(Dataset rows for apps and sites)
-- -- --

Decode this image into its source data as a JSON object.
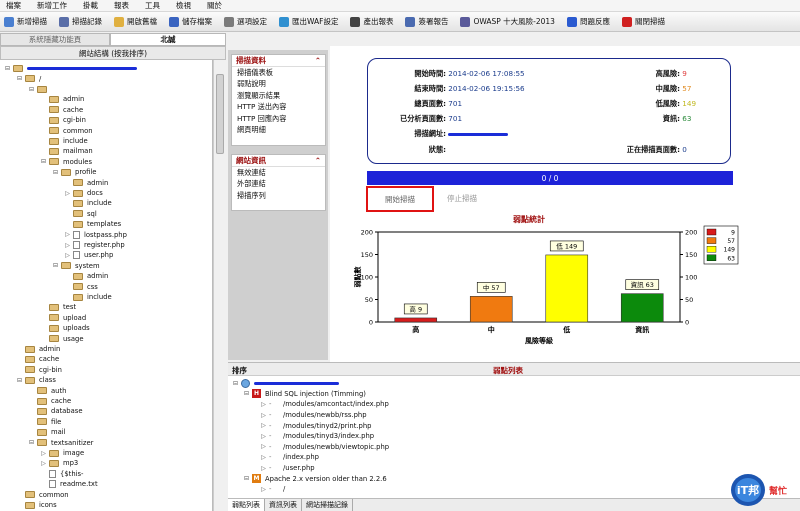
{
  "menu": [
    "檔案",
    "新增工作",
    "掛載",
    "報表",
    "工具",
    "檢視",
    "關於"
  ],
  "toolbar": [
    {
      "label": "新增掃描",
      "icon": "search-icon",
      "color": "#4a7fd0"
    },
    {
      "label": "掃描記錄",
      "icon": "log-icon",
      "color": "#5a6ea8"
    },
    {
      "label": "開啟舊檔",
      "icon": "folder-open-icon",
      "color": "#e0b040"
    },
    {
      "label": "儲存檔案",
      "icon": "save-icon",
      "color": "#3a64c0"
    },
    {
      "label": "選項設定",
      "icon": "options-icon",
      "color": "#7a7a7a"
    },
    {
      "label": "匯出WAF設定",
      "icon": "export-icon",
      "color": "#3090d0"
    },
    {
      "label": "產出報表",
      "icon": "report-icon",
      "color": "#444"
    },
    {
      "label": "簽署報告",
      "icon": "sign-icon",
      "color": "#4a6ab0"
    },
    {
      "label": "OWASP 十大風險-2013",
      "icon": "owasp-icon",
      "color": "#5a5a9a"
    },
    {
      "label": "問題反應",
      "icon": "help-icon",
      "color": "#2a5ad0"
    },
    {
      "label": "關閉掃描",
      "icon": "close-icon",
      "color": "#d02020"
    }
  ],
  "left": {
    "tabs": [
      "系統隱藏功能頁",
      "北誠"
    ],
    "header": "網站結構 (按我排序)",
    "tree": [
      {
        "d": 0,
        "t": "f",
        "tog": "⊟",
        "label": ""
      },
      {
        "d": 1,
        "t": "f",
        "tog": "⊟",
        "label": "/"
      },
      {
        "d": 2,
        "t": "f",
        "tog": "⊟",
        "label": ""
      },
      {
        "d": 3,
        "t": "f",
        "tog": "",
        "label": "admin"
      },
      {
        "d": 3,
        "t": "f",
        "tog": "",
        "label": "cache"
      },
      {
        "d": 3,
        "t": "f",
        "tog": "",
        "label": "cgi-bin"
      },
      {
        "d": 3,
        "t": "f",
        "tog": "",
        "label": "common"
      },
      {
        "d": 3,
        "t": "f",
        "tog": "",
        "label": "include"
      },
      {
        "d": 3,
        "t": "f",
        "tog": "",
        "label": "mailman"
      },
      {
        "d": 3,
        "t": "f",
        "tog": "⊟",
        "label": "modules"
      },
      {
        "d": 4,
        "t": "f",
        "tog": "⊟",
        "label": "profile"
      },
      {
        "d": 5,
        "t": "f",
        "tog": "",
        "label": "admin"
      },
      {
        "d": 5,
        "t": "f",
        "tog": "▷",
        "label": "docs"
      },
      {
        "d": 5,
        "t": "f",
        "tog": "",
        "label": "include"
      },
      {
        "d": 5,
        "t": "f",
        "tog": "",
        "label": "sql"
      },
      {
        "d": 5,
        "t": "f",
        "tog": "",
        "label": "templates"
      },
      {
        "d": 5,
        "t": "x",
        "tog": "▷",
        "label": "lostpass.php"
      },
      {
        "d": 5,
        "t": "x",
        "tog": "▷",
        "label": "register.php"
      },
      {
        "d": 5,
        "t": "x",
        "tog": "▷",
        "label": "user.php"
      },
      {
        "d": 4,
        "t": "f",
        "tog": "⊟",
        "label": "system"
      },
      {
        "d": 5,
        "t": "f",
        "tog": "",
        "label": "admin"
      },
      {
        "d": 5,
        "t": "f",
        "tog": "",
        "label": "css"
      },
      {
        "d": 5,
        "t": "f",
        "tog": "",
        "label": "include"
      },
      {
        "d": 3,
        "t": "f",
        "tog": "",
        "label": "test"
      },
      {
        "d": 3,
        "t": "f",
        "tog": "",
        "label": "upload"
      },
      {
        "d": 3,
        "t": "f",
        "tog": "",
        "label": "uploads"
      },
      {
        "d": 3,
        "t": "f",
        "tog": "",
        "label": "usage"
      },
      {
        "d": 1,
        "t": "f",
        "tog": "",
        "label": "admin"
      },
      {
        "d": 1,
        "t": "f",
        "tog": "",
        "label": "cache"
      },
      {
        "d": 1,
        "t": "f",
        "tog": "",
        "label": "cgi-bin"
      },
      {
        "d": 1,
        "t": "f",
        "tog": "⊟",
        "label": "class"
      },
      {
        "d": 2,
        "t": "f",
        "tog": "",
        "label": "auth"
      },
      {
        "d": 2,
        "t": "f",
        "tog": "",
        "label": "cache"
      },
      {
        "d": 2,
        "t": "f",
        "tog": "",
        "label": "database"
      },
      {
        "d": 2,
        "t": "f",
        "tog": "",
        "label": "file"
      },
      {
        "d": 2,
        "t": "f",
        "tog": "",
        "label": "mail"
      },
      {
        "d": 2,
        "t": "f",
        "tog": "⊟",
        "label": "textsanitizer"
      },
      {
        "d": 3,
        "t": "f",
        "tog": "▷",
        "label": "image"
      },
      {
        "d": 3,
        "t": "f",
        "tog": "▷",
        "label": "mp3"
      },
      {
        "d": 3,
        "t": "x",
        "tog": "",
        "label": "{$this-"
      },
      {
        "d": 3,
        "t": "x",
        "tog": "",
        "label": "readme.txt"
      },
      {
        "d": 1,
        "t": "f",
        "tog": "",
        "label": "common"
      },
      {
        "d": 1,
        "t": "f",
        "tog": "",
        "label": "icons"
      }
    ]
  },
  "nav": {
    "scan_title": "掃描資料",
    "scan_items": [
      "掃描儀表板",
      "弱點說明",
      "瀏覽顯示結果",
      "HTTP 送出內容",
      "HTTP 回應內容",
      "網頁明細"
    ],
    "site_title": "網站資訊",
    "site_items": [
      "無效連結",
      "外部連結",
      "掃描序列"
    ]
  },
  "info": {
    "start_label": "開始時間:",
    "start_value": "2014-02-06 17:08:55",
    "end_label": "結束時間:",
    "end_value": "2014-02-06 19:15:56",
    "total_label": "總頁面數:",
    "total_value": "701",
    "analyzed_label": "已分析頁面數:",
    "analyzed_value": "701",
    "url_label": "掃描網址:",
    "status_label": "狀態:",
    "high_label": "高風險:",
    "high_value": "9",
    "mid_label": "中風險:",
    "mid_value": "57",
    "low_label": "低風險:",
    "low_value": "149",
    "info_label": "資訊:",
    "info_value": "63",
    "scanning_label": "正在掃描頁面數:",
    "scanning_value": "0",
    "colors": {
      "high": "#e04040",
      "mid": "#e08a20",
      "low": "#c0b820",
      "info": "#2a8a3a"
    }
  },
  "progress": "0 / 0",
  "buttons": {
    "start": "開始掃描",
    "stop": "停止掃描"
  },
  "chart_data": {
    "type": "bar",
    "title": "弱點統計",
    "xlabel": "風險等級",
    "ylabel": "弱點數",
    "categories": [
      "高",
      "中",
      "低",
      "資訊"
    ],
    "values": [
      9,
      57,
      149,
      63
    ],
    "data_labels": [
      "高 9",
      "中 57",
      "低 149",
      "資訊 63"
    ],
    "colors": [
      "#d81c1c",
      "#f07a10",
      "#ffff00",
      "#0c8a0c"
    ],
    "ylim": [
      0,
      200
    ],
    "yticks": [
      0,
      50,
      100,
      150,
      200
    ],
    "legend": [
      "9",
      "57",
      "149",
      "63"
    ],
    "legend_position": "right",
    "grid": false
  },
  "bottom": {
    "left_title": "排序",
    "center_title": "弱點列表",
    "items": [
      {
        "d": 0,
        "kind": "root",
        "label": ""
      },
      {
        "d": 1,
        "kind": "H",
        "label": "Blind SQL injection (Timming)"
      },
      {
        "d": 2,
        "kind": "p",
        "label": "/modules/amcontact/index.php"
      },
      {
        "d": 2,
        "kind": "p",
        "label": "/modules/newbb/rss.php"
      },
      {
        "d": 2,
        "kind": "p",
        "label": "/modules/tinyd2/print.php"
      },
      {
        "d": 2,
        "kind": "p",
        "label": "/modules/tinyd3/index.php"
      },
      {
        "d": 2,
        "kind": "p",
        "label": "/modules/newbb/viewtopic.php"
      },
      {
        "d": 2,
        "kind": "p",
        "label": "/index.php"
      },
      {
        "d": 2,
        "kind": "p",
        "label": "/user.php"
      },
      {
        "d": 1,
        "kind": "M",
        "label": "Apache 2.x version older than 2.2.6"
      },
      {
        "d": 2,
        "kind": "p",
        "label": "/"
      }
    ],
    "tabs": [
      "弱點列表",
      "資訊列表",
      "網站掃描記錄"
    ],
    "logo_text": "iT邦幫忙"
  }
}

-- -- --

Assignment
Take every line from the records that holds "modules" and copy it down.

Task result
        "label": "modules"
        "label": "/modules/amcontact/index.php"
        "label": "/modules/newbb/rss.php"
        "label": "/modules/tinyd2/print.php"
        "label": "/modules/tinyd3/index.php"
        "label": "/modules/newbb/viewtopic.php"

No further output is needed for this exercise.